Thursday, August 14, 2014
'Braineater Jones' (Book Review)
I'm always interested in authors putting a new slant on a familiar idea, and there's few horror themes more familiar these days than zombies. Braineater Jones provides an interesting take on the undead standard by mashing it up with a hard-boiled detective novel to create a "horror noir" mystery, with plenty of gross outs and obscure 1930's slang.
Our main character "wakes up dead", face down in swimming pool with no clue how he got there or who murdered him. All he knows is there's a hole in his chest, and he isn't breathing. He takes on the moniker of "Braineater Jones" and narrates the story via a series of journal entries as he unravels the mysteries of his murder in a strange city populated by the living dead.

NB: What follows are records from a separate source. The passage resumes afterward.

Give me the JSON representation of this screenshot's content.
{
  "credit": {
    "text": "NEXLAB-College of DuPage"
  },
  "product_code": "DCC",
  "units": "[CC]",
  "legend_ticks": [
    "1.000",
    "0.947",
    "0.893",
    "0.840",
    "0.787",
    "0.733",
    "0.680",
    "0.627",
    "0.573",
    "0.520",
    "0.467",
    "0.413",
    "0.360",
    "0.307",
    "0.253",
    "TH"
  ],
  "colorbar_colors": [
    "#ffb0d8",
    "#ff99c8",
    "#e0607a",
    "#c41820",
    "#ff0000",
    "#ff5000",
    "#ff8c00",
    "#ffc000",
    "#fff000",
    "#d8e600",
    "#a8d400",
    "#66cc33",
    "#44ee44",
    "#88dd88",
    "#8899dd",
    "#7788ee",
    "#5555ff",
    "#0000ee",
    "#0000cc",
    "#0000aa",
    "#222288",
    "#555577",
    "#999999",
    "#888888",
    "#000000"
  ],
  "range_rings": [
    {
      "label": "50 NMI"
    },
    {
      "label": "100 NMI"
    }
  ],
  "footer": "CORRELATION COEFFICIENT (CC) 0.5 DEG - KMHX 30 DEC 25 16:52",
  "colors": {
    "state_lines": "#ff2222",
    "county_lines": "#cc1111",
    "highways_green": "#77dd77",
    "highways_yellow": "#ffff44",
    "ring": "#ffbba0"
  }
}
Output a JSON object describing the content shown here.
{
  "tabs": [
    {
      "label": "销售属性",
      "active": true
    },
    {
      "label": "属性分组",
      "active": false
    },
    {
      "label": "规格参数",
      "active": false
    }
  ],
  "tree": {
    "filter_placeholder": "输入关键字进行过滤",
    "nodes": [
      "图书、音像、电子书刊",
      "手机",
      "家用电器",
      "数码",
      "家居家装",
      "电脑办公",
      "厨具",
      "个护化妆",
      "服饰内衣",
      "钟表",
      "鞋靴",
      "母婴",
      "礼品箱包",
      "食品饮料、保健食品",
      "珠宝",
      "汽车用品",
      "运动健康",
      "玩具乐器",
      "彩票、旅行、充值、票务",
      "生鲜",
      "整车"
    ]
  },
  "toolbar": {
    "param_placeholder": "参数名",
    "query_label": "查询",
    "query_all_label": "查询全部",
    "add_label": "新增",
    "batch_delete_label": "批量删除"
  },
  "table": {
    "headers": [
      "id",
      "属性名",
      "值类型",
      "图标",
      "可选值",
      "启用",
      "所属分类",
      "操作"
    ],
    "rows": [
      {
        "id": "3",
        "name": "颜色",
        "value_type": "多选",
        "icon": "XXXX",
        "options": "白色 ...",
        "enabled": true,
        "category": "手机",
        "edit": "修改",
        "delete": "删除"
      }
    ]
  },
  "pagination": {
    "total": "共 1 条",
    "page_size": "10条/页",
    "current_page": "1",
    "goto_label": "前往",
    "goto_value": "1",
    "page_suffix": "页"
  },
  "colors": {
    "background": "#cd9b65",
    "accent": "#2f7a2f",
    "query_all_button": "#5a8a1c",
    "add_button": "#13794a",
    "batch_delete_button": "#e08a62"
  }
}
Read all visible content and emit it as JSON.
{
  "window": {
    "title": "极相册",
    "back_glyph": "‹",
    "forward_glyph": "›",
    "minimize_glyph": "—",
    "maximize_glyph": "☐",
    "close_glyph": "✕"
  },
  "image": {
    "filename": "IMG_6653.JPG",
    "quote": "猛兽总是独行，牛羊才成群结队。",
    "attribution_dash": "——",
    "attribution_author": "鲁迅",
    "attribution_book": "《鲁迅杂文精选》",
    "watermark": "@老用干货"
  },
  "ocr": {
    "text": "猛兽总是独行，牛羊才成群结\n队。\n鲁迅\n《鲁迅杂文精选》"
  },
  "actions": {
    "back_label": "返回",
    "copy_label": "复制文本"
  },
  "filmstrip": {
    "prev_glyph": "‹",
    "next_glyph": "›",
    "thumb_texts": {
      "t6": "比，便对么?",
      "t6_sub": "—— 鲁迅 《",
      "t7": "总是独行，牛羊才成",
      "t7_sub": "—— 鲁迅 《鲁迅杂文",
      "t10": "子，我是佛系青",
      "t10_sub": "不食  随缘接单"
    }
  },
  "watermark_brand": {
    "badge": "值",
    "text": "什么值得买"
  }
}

Jones soon learns that he'll need to regularly imbibe booze if he wants to refrain from chowing down on human flesh, but it's a little tricky in a prohibition-era metropolis. With the help of his severed-head sidekick Alcibe, our hero provides his services as a Private Eye; encountering twists, turns, and thugs-a-plenty while making enough cash to buy some much needed hooch.
This definitely isn't your typical zombie novel. In fact, I dare say I've never read anything quite like it, and that's a bold statement considering the amount of time I spend on the internet. Kozeniewski injects a dark sense of humor into the entire story, and it was refreshing to see so many original spins on typical tropes. It was also an easy read (even considering the author's forward about the heavy use of time period lingo) and never lagged at any point.
Braineater Jones is appealing in many ways. As a dark comedy; as a fresh take on a well worn horror sub-genre; and as a strangely divisive take on the pulp detective rag. Featuring quality writing throughout, I can easily recommend it to anyone whose looking for something a little different, and isn't afraid to see some classic undead themes turned on their (decapitated) heads.
Reviewed (copy provided) on Kindle. 234 pages.